# Lifson–Roig model

In polymer science, the Lifson–Roig model is a helix-coil transition model applied to the alpha helix-random coil transition of polypeptides;[1] it is a refinement of the Zimm-Bragg model that recognizes that a polypeptide alpha helix is only stabilized by a hydrogen bond only once three consecutive residues have adopted the helical conformation. To consider three consecutive residues each with two states (helix and coil), the Lifson–Roig model uses a 4x4 transfer matrix instead of the 2x2 transfer matrix of the Zimm-Bragg model, which considers only two consecutive residues. However, the simple nature of the coil state allows this to be reduced to a 3x3 matrix for most applications.
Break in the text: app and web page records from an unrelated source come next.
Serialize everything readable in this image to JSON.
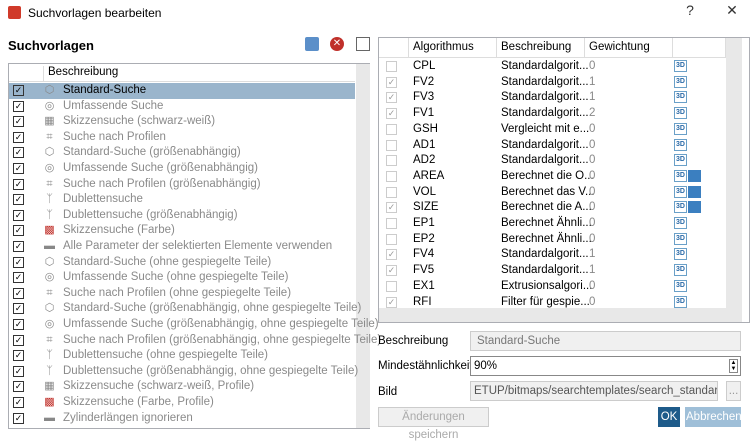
{
  "window": {
    "title": "Suchvorlagen bearbeiten",
    "help": "?",
    "close": "✕"
  },
  "left": {
    "heading": "Suchvorlagen",
    "column": "Beschreibung",
    "items": [
      {
        "label": "Standard-Suche",
        "icon": "cube",
        "selected": true
      },
      {
        "label": "Umfassende Suche",
        "icon": "cylinder"
      },
      {
        "label": "Skizzensuche (schwarz-weiß)",
        "icon": "sketch"
      },
      {
        "label": "Suche nach Profilen",
        "icon": "profile"
      },
      {
        "label": "Standard-Suche (größenabhängig)",
        "icon": "cube"
      },
      {
        "label": "Umfassende Suche (größenabhängig)",
        "icon": "cylinder"
      },
      {
        "label": "Suche nach Profilen (größenabhängig)",
        "icon": "profile"
      },
      {
        "label": "Dublettensuche",
        "icon": "duplicate"
      },
      {
        "label": "Dublettensuche (größenabhängig)",
        "icon": "duplicate"
      },
      {
        "label": "Skizzensuche (Farbe)",
        "icon": "sketch-color"
      },
      {
        "label": "Alle Parameter der selektierten Elemente verwenden",
        "icon": "parameters"
      },
      {
        "label": "Standard-Suche (ohne gespiegelte Teile)",
        "icon": "cube"
      },
      {
        "label": "Umfassende Suche (ohne gespiegelte Teile)",
        "icon": "cylinder"
      },
      {
        "label": "Suche nach Profilen (ohne gespiegelte Teile)",
        "icon": "profile"
      },
      {
        "label": "Standard-Suche (größenabhängig, ohne gespiegelte Teile)",
        "icon": "cube"
      },
      {
        "label": "Umfassende Suche (größenabhängig, ohne gespiegelte Teile)",
        "icon": "cylinder"
      },
      {
        "label": "Suche nach Profilen (größenabhängig, ohne gespiegelte Teile)",
        "icon": "profile"
      },
      {
        "label": "Dublettensuche (ohne gespiegelte Teile)",
        "icon": "duplicate"
      },
      {
        "label": "Dublettensuche (größenabhängig, ohne gespiegelte Teile)",
        "icon": "duplicate"
      },
      {
        "label": "Skizzensuche (schwarz-weiß, Profile)",
        "icon": "sketch"
      },
      {
        "label": "Skizzensuche (Farbe, Profile)",
        "icon": "sketch-color"
      },
      {
        "label": "Zylinderlängen ignorieren",
        "icon": "parameters"
      }
    ]
  },
  "grid": {
    "columns": [
      "Algorithmus",
      "Beschreibung",
      "Gewichtung"
    ],
    "badge": "3D",
    "rows": [
      {
        "c": false,
        "a": "CPL",
        "d": "Standardalgorit...",
        "w": "0",
        "size": false
      },
      {
        "c": true,
        "a": "FV2",
        "d": "Standardalgorit...",
        "w": "1",
        "size": false
      },
      {
        "c": true,
        "a": "FV3",
        "d": "Standardalgorit...",
        "w": "1",
        "size": false
      },
      {
        "c": true,
        "a": "FV1",
        "d": "Standardalgorit...",
        "w": "2",
        "size": false
      },
      {
        "c": false,
        "a": "GSH",
        "d": "Vergleicht mit e...",
        "w": "0",
        "size": false
      },
      {
        "c": false,
        "a": "AD1",
        "d": "Standardalgorit...",
        "w": "0",
        "size": false
      },
      {
        "c": false,
        "a": "AD2",
        "d": "Standardalgorit...",
        "w": "0",
        "size": false
      },
      {
        "c": false,
        "a": "AREA",
        "d": "Berechnet die O...",
        "w": "0",
        "size": true
      },
      {
        "c": false,
        "a": "VOL",
        "d": "Berechnet das V...",
        "w": "0",
        "size": true
      },
      {
        "c": true,
        "a": "SIZE",
        "d": "Berechnet die A...",
        "w": "0",
        "size": true
      },
      {
        "c": false,
        "a": "EP1",
        "d": "Berechnet Ähnli...",
        "w": "0",
        "size": false
      },
      {
        "c": false,
        "a": "EP2",
        "d": "Berechnet Ähnli...",
        "w": "0",
        "size": false
      },
      {
        "c": true,
        "a": "FV4",
        "d": "Standardalgorit...",
        "w": "1",
        "size": false
      },
      {
        "c": true,
        "a": "FV5",
        "d": "Standardalgorit...",
        "w": "1",
        "size": false
      },
      {
        "c": false,
        "a": "EX1",
        "d": "Extrusionsalgori...",
        "w": "0",
        "size": false
      },
      {
        "c": true,
        "a": "RFI",
        "d": "Filter für gespie...",
        "w": "0",
        "size": false
      }
    ]
  },
  "form": {
    "desc_label": "Beschreibung",
    "desc_value": "Standard-Suche",
    "sim_label": "Mindestähnlichkeit",
    "sim_value": "90%",
    "img_label": "Bild",
    "img_value": "ETUP/bitmaps/searchtemplates/search_standard.png",
    "browse": "..."
  },
  "buttons": {
    "save": "Änderungen speichern",
    "ok": "OK",
    "cancel": "Abbrechen"
  }
}
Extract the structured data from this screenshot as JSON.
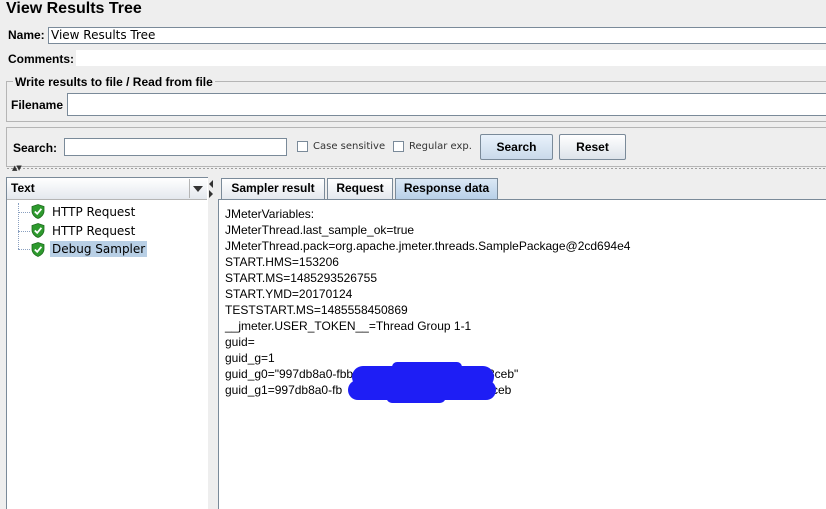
{
  "window": {
    "title": "View Results Tree"
  },
  "form": {
    "name_label": "Name:",
    "name_value": "View Results Tree",
    "comments_label": "Comments:",
    "file_section_title": "Write results to file / Read from file",
    "filename_label": "Filename"
  },
  "search": {
    "label": "Search:",
    "case_sensitive_label": "Case sensitive",
    "regex_label": "Regular exp.",
    "search_button": "Search",
    "reset_button": "Reset"
  },
  "renderer": {
    "selected": "Text"
  },
  "tree": {
    "items": [
      {
        "label": "HTTP Request",
        "status": "success"
      },
      {
        "label": "HTTP Request",
        "status": "success"
      },
      {
        "label": "Debug Sampler",
        "status": "success",
        "selected": true
      }
    ]
  },
  "tabs": [
    {
      "label": "Sampler result"
    },
    {
      "label": "Request"
    },
    {
      "label": "Response data",
      "active": true
    }
  ],
  "response_lines": [
    "JMeterVariables:",
    "JMeterThread.last_sample_ok=true",
    "JMeterThread.pack=org.apache.jmeter.threads.SamplePackage@2cd694e4",
    "START.HMS=153206",
    "START.MS=1485293526755",
    "START.YMD=20170124",
    "TESTSTART.MS=1485558450869",
    "__jmeter.USER_TOKEN__=Thread Group 1-1",
    "guid=",
    "guid_g=1",
    "guid_g0=\"997db8a0-fbb",
    "guid_g1=997db8a0-fb"
  ],
  "redacted_tails": {
    "guid_g0": "8ceb\"",
    "guid_g1": "ceb"
  },
  "colors": {
    "selection": "#b8cfe5",
    "active_tab": "#b8d0e8",
    "redaction": "#1e1ef5",
    "success_icon": "#2e9a2e"
  }
}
The Zimm-Bragg and Lifson–Roig models are but the first two in a series of analogous transfer-matrix methods in polymer science that have also been applied to nucleic acids and branched polymers. The transfer-matrix approach is especially elegant for homopolymers, since the statistical mechanics may be solved exactly using a simple eigenanalysis.

## Parameterization

The Lifson–Roig model is characterized by three parameters: the statistical weight for nucleating a helix, the weight for propagating a helix and the weight for forming a hydrogen bond, which is granted only if three consecutive residues are in a helical state. Weights are assigned at each position in a polymer as a function of the conformation of the residue in that position and as a function of its two neighbors. A statistical weight of 1 is assigned to the "reference state" of a coil unit whose neighbors are both coils, and a "nucleation" unit is defined (somewhat arbitrarily) as two consecutive helical units neighbored by a coil. A major modification of the original Lifson–Roig model introduces "capping" parameters for the helical termini, in which the N- and C-terminal capping weights may vary independently.[2] The correlation matrix for this modification can be represented as a matrix M, reflecting the statistical weights of the helix state h and coil state c.

M hh hc ch cc
hh w v 0 0
hc 0 0 $\sqrt{nc}$ c
ch v v 0 0
cc 0 0 n 1

The Lifson–Roig model may be solved by the transfer-matrix method using the transfer matrix M shown at the right, where w is the statistical weight for helix propagation, v for initiation, n for N-terminal capping, and c for C-terminal capping. (In the traditional model n and c are equal to 1.) The partition function for the helix-coil transition equilibrium is

$Z = V \left(\prod_{i=0}^{N+1} M(i)\right)\tilde{V}$

where V is the end vector $V=[0 0 0 1]$, arranged to ensure the coil state of the first and last residues in the polymer.

This strategy for parameterizing helix-coil transitions was originally developed for alpha helices, whose hydrogen bonds occur between residues i and i+4; however, it is straightforward to extend the model to 310 helices and pi helices, with i+3 and i+5 hydrogen bonding patterns respectively. The complete alpha/310/pi transfer matrix includes weights for transitions between helix types as well as between helix and coil states. However, because 310 helices are much more common in the tertiary structures of proteins than pi helices, extension of the Lifson–Roig model to accommodate 310 helices - resulting in a 9x9 transfer matrix when capping is included - has found a greater range of application.[3] Analogous extensions of the Zimm-Bragg model have been put forth but have not accommodated mixed helical conformations.[4]

## References

1. ^ Lifson S, Roig A (1961). "On the theory of helix-coil transition in polypeptides". J Chem Phys 34 (6): 1963–1974. doi:10.1063/1.1731802.
2. ^ Doig AJ, Baldwin RL (1995). "N- and C-capping preferences for all 20 amino acids in alpha-helical peptides". Protein Sci 4 (7): 1325–1336. doi:10.1002/pro.5560040708. PMC 2143170. PMID 7670375.
3. ^ Rohl CA, Doig AJ (1996). "Models for the 3(10)-helix/coil, pi-helix/coil, and alpha-helix/3(10)-helix/coil transitions in isolated peptides". Protein Sci 5 (8): 1687–1696. doi:10.1002/pro.5560050822. PMC 2143481. PMID 8844857.
4. ^ Sheinerman FB, Brooks CL (1995). "310 helices in peptides and proteins as studied by modified Zimm-Bragg theory". J Am Chem Soc 117 (40): 10098–10103. doi:10.1021/ja00145a022.